In the Coen Brothers’ “O Brother, Where Art Thou”, digital color grading was seen as revolutionary as this motion picture used it to make the feel like the era in which it was set: the Great Depression.

via Buena Vista Pictures Distribution

O Brother, Where Art Thou (dir. Joel and Ethan Coen, 2000)

In Sofia Coppola’s “The Virgin Suicides”, color timing successfully captures a feeling of nostalgia for the 1970s and a dreamlike trance that permeates throughout the film.

via Paramount Pictures

The Virgin Suicides (dir. Sofia Coppola, 1999)

The issue with the Marvel movies though is desaturation. These movies should feel colorful and vibrant, but Marvel Studios’ color grading makes them feel bland. Video essayist Patrick H Willems made a video delving into the color grading of this franchise back in 2016, but the problem has only been exacerbated in the years since. The reason why they depend on such strong gray color grading is pretty simple. Cutting CGI costs. 

via Marvel Studios

When a Marvel movie features messy or unfinished CGI, desaturating color in a shot is the method by which they get around this problem. It’s almost common knowledge at this point that Marvel overworks, underpays, abuses and even threatens to blacklist the VFX artists they contract. A lot of work is still being finished even up until the very day of release of a movie—and even in some cases after the film had already been released like with “Thor: Love and Thunder”. With a release schedule that has only continued to intensify in the past few years, unfinished CGI has become more noticeable in their films. Marvel utilizes it to help cover these costs while trying to make their films at least watchable still.

via Marvel Studios

A prime example of this color grading and CGI having a negative effect on a good Marvel film is “Shang-Chi and the Legend of the Ten Rings” which came out in September 2021. In what is otherwise a great movie, the entire third act of the film feels entrenched in a dark gray confusing cloud.
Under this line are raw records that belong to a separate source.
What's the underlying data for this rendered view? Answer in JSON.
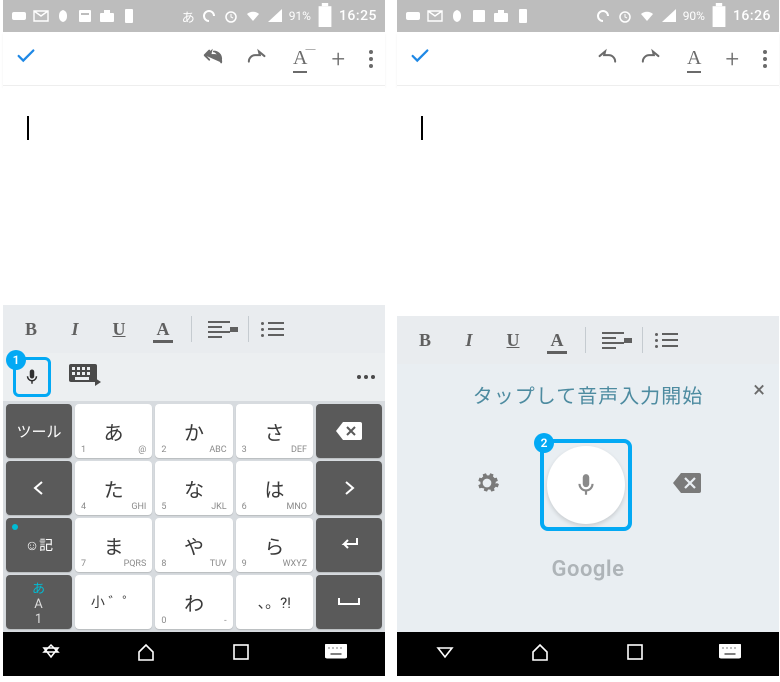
{
  "left": {
    "status": {
      "battery": "91%",
      "time": "16:25",
      "mode": "あ"
    },
    "toolbar": {
      "check": "✓",
      "redo_underline": "A"
    },
    "fmt": {
      "b": "B",
      "i": "I",
      "u": "U",
      "a": "A"
    },
    "callout": "1",
    "keys": {
      "tool": "ツール",
      "r1": {
        "a": "あ",
        "ka": "か",
        "sa": "さ"
      },
      "subs": {
        "a_l": "1",
        "a_r": "@",
        "ka_l": "2",
        "ka_r": "ABC",
        "sa_l": "3",
        "sa_r": "DEF"
      },
      "r2": {
        "ta": "た",
        "na": "な",
        "ha": "は"
      },
      "subs2": {
        "ta_l": "4",
        "ta_r": "GHI",
        "na_l": "5",
        "na_r": "JKL",
        "ha_l": "6",
        "ha_r": "MNO"
      },
      "emoji": "☺記",
      "r3": {
        "ma": "ま",
        "ya": "や",
        "ra": "ら"
      },
      "subs3": {
        "ma_l": "7",
        "ma_r": "PQRS",
        "ya_l": "8",
        "ya_r": "TUV",
        "ra_l": "9",
        "ra_r": "WXYZ"
      },
      "mode_a": "あ",
      "mode_k": "A",
      "mode_n": "1",
      "r4": {
        "small": "小 ゛゜",
        "wa": "わ",
        "punct": "、。?!"
      },
      "subs4": {
        "wa_l": "0",
        "wa_r": "-"
      },
      "space": "␣"
    }
  },
  "right": {
    "status": {
      "battery": "90%",
      "time": "16:26"
    },
    "fmt": {
      "b": "B",
      "i": "I",
      "u": "U",
      "a": "A"
    },
    "voice": {
      "title": "タップして音声入力開始",
      "callout": "2",
      "brand": "Google",
      "close": "×"
    }
  }
}
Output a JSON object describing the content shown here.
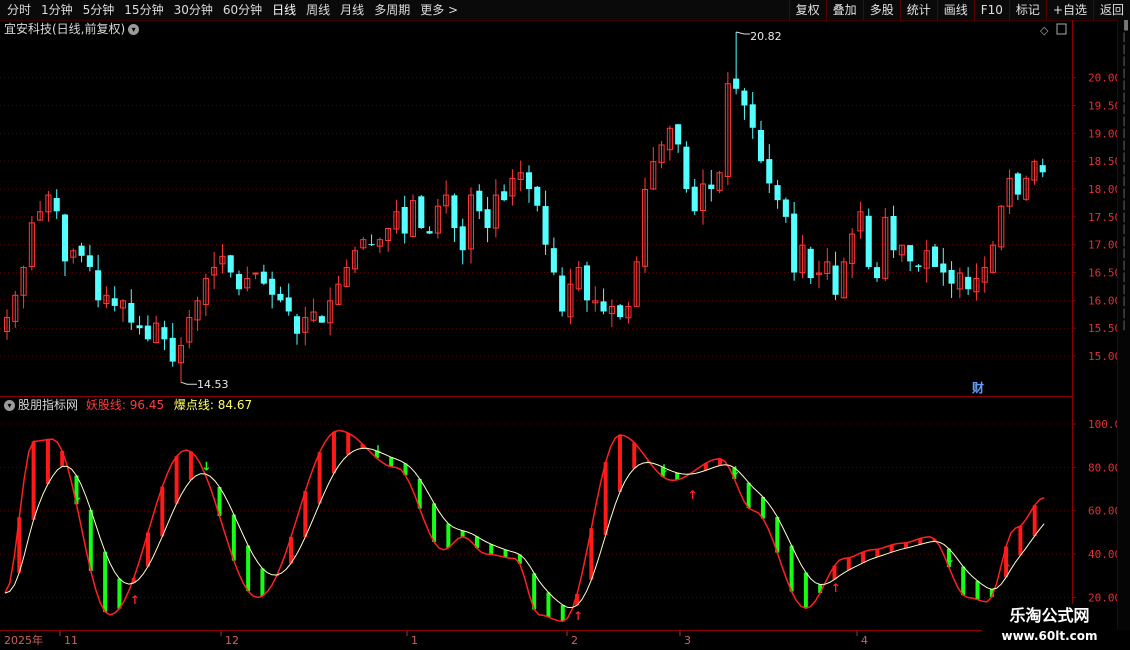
{
  "toolbar": {
    "periods": [
      "分时",
      "1分钟",
      "5分钟",
      "15分钟",
      "30分钟",
      "60分钟",
      "日线",
      "周线",
      "月线",
      "多周期",
      "更多"
    ],
    "active_period": "日线",
    "more_arrow": ">",
    "right_buttons": [
      "复权",
      "叠加",
      "多股",
      "统计",
      "画线",
      "F10",
      "标记",
      "+自选",
      "返回"
    ]
  },
  "main_chart": {
    "title": "宜安科技(日线,前复权)",
    "high_label": "20.82",
    "low_label": "14.53",
    "cai_label": "财",
    "y_ticks": [
      "20.00",
      "19.50",
      "19.00",
      "18.50",
      "18.00",
      "17.50",
      "17.00",
      "16.50",
      "16.00",
      "15.50",
      "15.00"
    ]
  },
  "indicator": {
    "name": "股朋指标网",
    "line1_label": "妖股线:",
    "line1_value": "96.45",
    "line2_label": "爆点线:",
    "line2_value": "84.67",
    "y_ticks": [
      "100.0",
      "80.00",
      "60.00",
      "40.00",
      "20.00"
    ]
  },
  "date_axis": {
    "year_label": "2025年",
    "months": [
      "11",
      "12",
      "1",
      "2",
      "3",
      "4"
    ]
  },
  "watermark": {
    "title": "乐淘公式网",
    "url": "www.60lt.com"
  },
  "colors": {
    "up": "#ff3a3a",
    "down": "#54ffff",
    "bull": "#ff1a1a",
    "bear": "#14ff14",
    "axis": "#8a0000",
    "grid": "#550000"
  },
  "chart_data": {
    "type": "candlestick",
    "price_range": [
      14.3,
      21.0
    ],
    "indicator_range": [
      5,
      112
    ],
    "high_point": 20.82,
    "low_point": 14.53,
    "close": [
      15.7,
      16.1,
      16.6,
      17.4,
      17.6,
      17.9,
      17.6,
      16.7,
      16.9,
      16.8,
      16.6,
      16.0,
      16.1,
      15.9,
      16.0,
      15.6,
      15.5,
      15.3,
      15.6,
      15.3,
      14.9,
      15.2,
      15.7,
      16.0,
      16.4,
      16.6,
      16.8,
      16.5,
      16.2,
      16.4,
      16.5,
      16.3,
      16.1,
      16.0,
      15.8,
      15.4,
      15.7,
      15.8,
      15.6,
      16.0,
      16.3,
      16.6,
      16.9,
      17.1,
      17.0,
      17.1,
      17.3,
      17.6,
      17.2,
      17.8,
      17.3,
      17.2,
      17.7,
      17.9,
      17.3,
      16.9,
      17.9,
      17.6,
      17.3,
      17.9,
      17.8,
      18.2,
      18.3,
      18.0,
      17.7,
      17.0,
      16.5,
      15.8,
      16.3,
      16.6,
      16.0,
      16.0,
      15.8,
      15.9,
      15.7,
      15.9,
      16.7,
      18.0,
      18.5,
      18.8,
      19.1,
      18.8,
      18.0,
      17.6,
      18.1,
      18.0,
      18.3,
      19.9,
      19.8,
      19.5,
      19.1,
      18.5,
      18.1,
      17.8,
      17.5,
      16.5,
      17.0,
      16.4,
      16.5,
      16.7,
      16.1,
      16.7,
      17.2,
      17.6,
      16.6,
      16.4,
      17.5,
      16.9,
      17.0,
      16.7,
      16.6,
      16.9,
      16.6,
      16.5,
      16.3,
      16.5,
      16.2,
      16.4,
      16.6,
      17.0,
      17.7,
      18.2,
      17.9,
      18.2,
      18.5,
      18.3
    ]
  }
}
This creative decision that negatively affects the film is due to the excessive amounts of CGI. Now they could have simply spent more money to make it look better, but that decision would not have been financially advantageous even though it radically hinders the film and the viewer experience. This decision is contributing to why audiences are growing fatigued with Marvel. More and more products for audiences to consume but with increasingly lesser visual quality.

One of the worst offenders of this color grading is Avengers: Age of Ultron.

via Marvel Studios

via Marvel Studios

The grayish color added in post-production as an extra layer of protection for the CGI simply makes everything feel blander and boring. Hulk’s color looks more grayish than green. The reds in the outfits of Captain America, Thor, and Iron Man don’t pop visually on the screen even though they ideally should. Captain America’s shield looks almost completely gray. This shot of the main protagonists all together should feel exciting. And it doesn’t.

via Marvel Studios

This scene is set in Nigeria and purposefully is graded to play into racist notions of what African countries “must” look like according to Hollywood.